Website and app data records
=== Begin Enclosure ===

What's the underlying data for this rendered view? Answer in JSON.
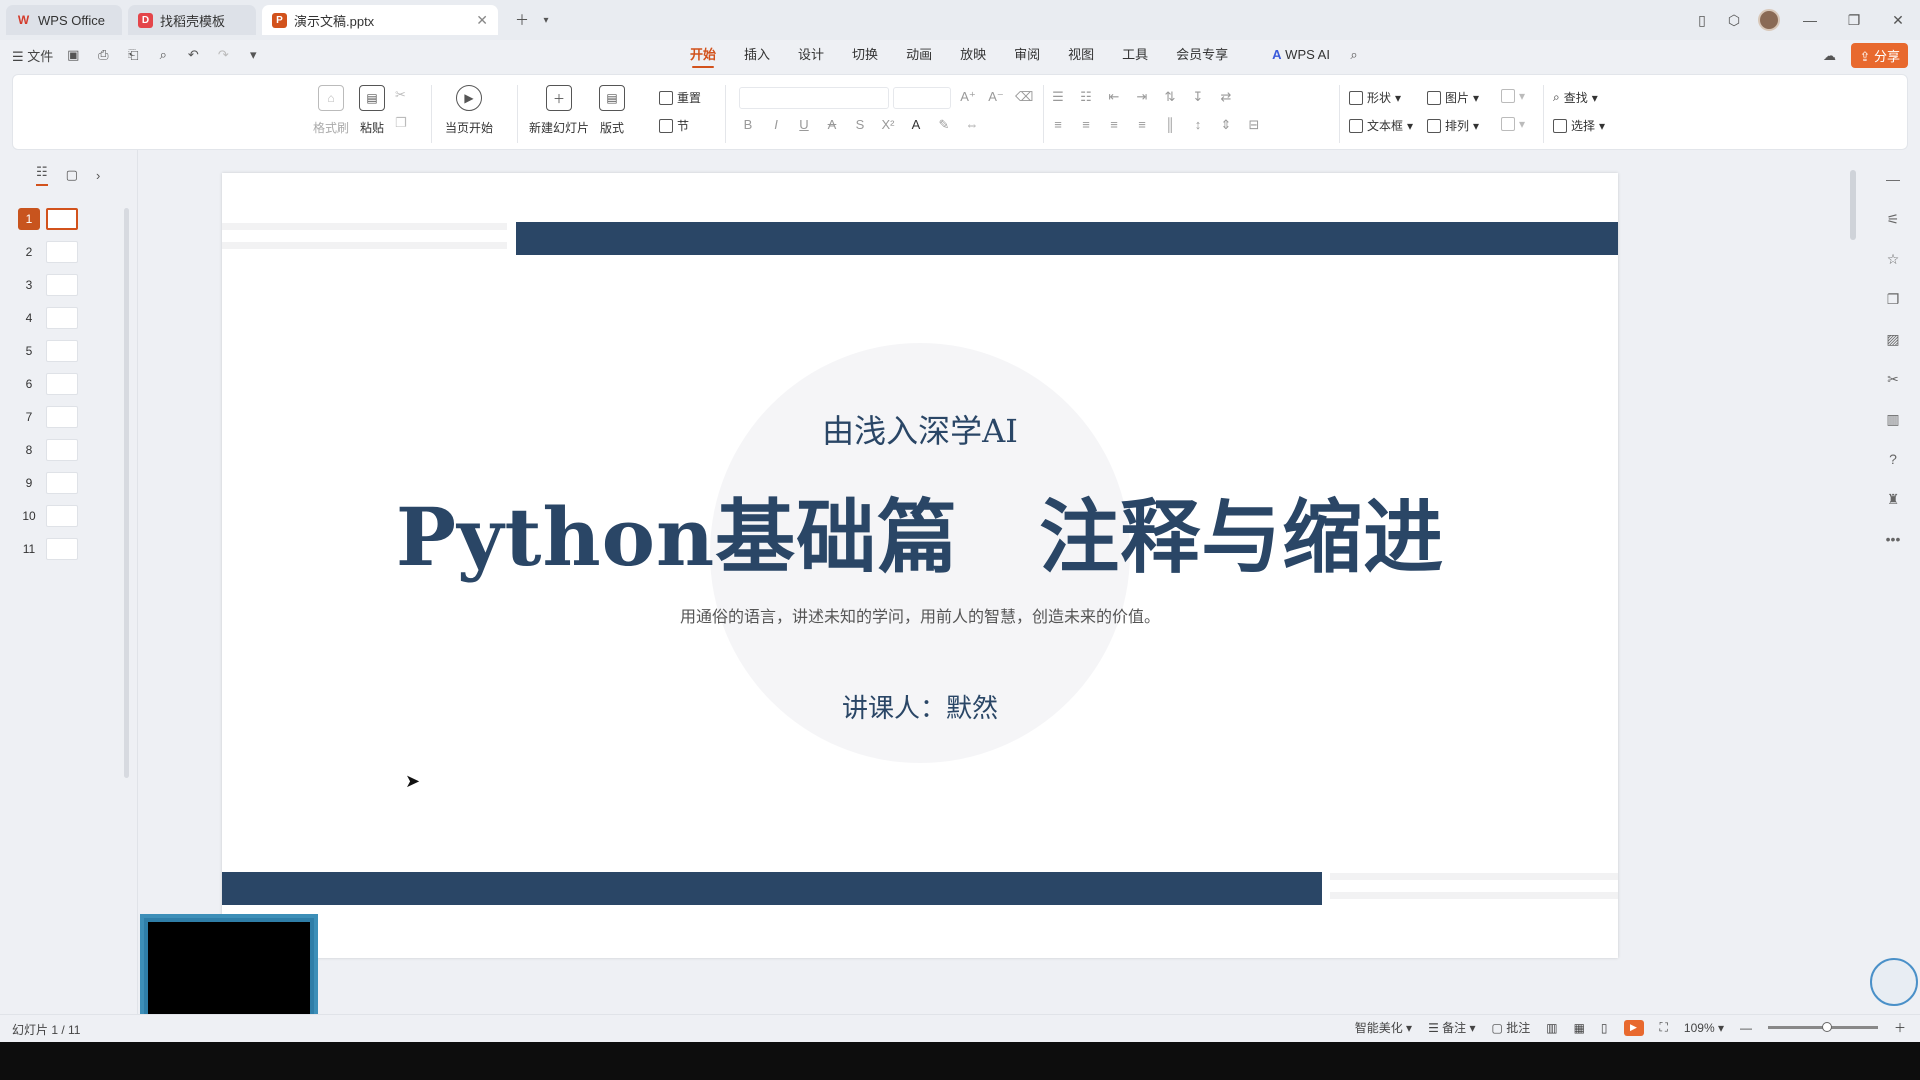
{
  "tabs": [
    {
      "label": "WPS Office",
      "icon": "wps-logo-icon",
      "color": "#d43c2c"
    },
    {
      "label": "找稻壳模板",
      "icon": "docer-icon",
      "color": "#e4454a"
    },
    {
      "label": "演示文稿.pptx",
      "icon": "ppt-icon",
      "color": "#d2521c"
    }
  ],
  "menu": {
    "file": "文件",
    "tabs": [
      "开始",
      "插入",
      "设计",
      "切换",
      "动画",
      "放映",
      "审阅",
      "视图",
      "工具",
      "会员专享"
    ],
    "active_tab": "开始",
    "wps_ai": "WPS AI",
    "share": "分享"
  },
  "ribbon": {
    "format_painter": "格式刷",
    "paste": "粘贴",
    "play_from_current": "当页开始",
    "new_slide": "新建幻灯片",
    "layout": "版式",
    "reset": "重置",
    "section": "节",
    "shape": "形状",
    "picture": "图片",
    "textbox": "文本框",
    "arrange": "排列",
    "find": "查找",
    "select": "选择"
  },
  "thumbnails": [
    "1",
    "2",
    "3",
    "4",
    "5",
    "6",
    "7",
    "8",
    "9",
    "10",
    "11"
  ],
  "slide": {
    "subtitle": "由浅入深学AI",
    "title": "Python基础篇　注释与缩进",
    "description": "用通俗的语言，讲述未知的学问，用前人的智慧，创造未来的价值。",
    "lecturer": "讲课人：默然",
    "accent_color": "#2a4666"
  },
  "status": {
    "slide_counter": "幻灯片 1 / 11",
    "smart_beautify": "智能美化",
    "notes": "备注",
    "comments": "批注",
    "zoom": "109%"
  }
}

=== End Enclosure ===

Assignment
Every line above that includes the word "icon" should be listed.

Answer
      "icon": "wps-logo-icon",
      "icon": "docer-icon",
      "icon": "ppt-icon",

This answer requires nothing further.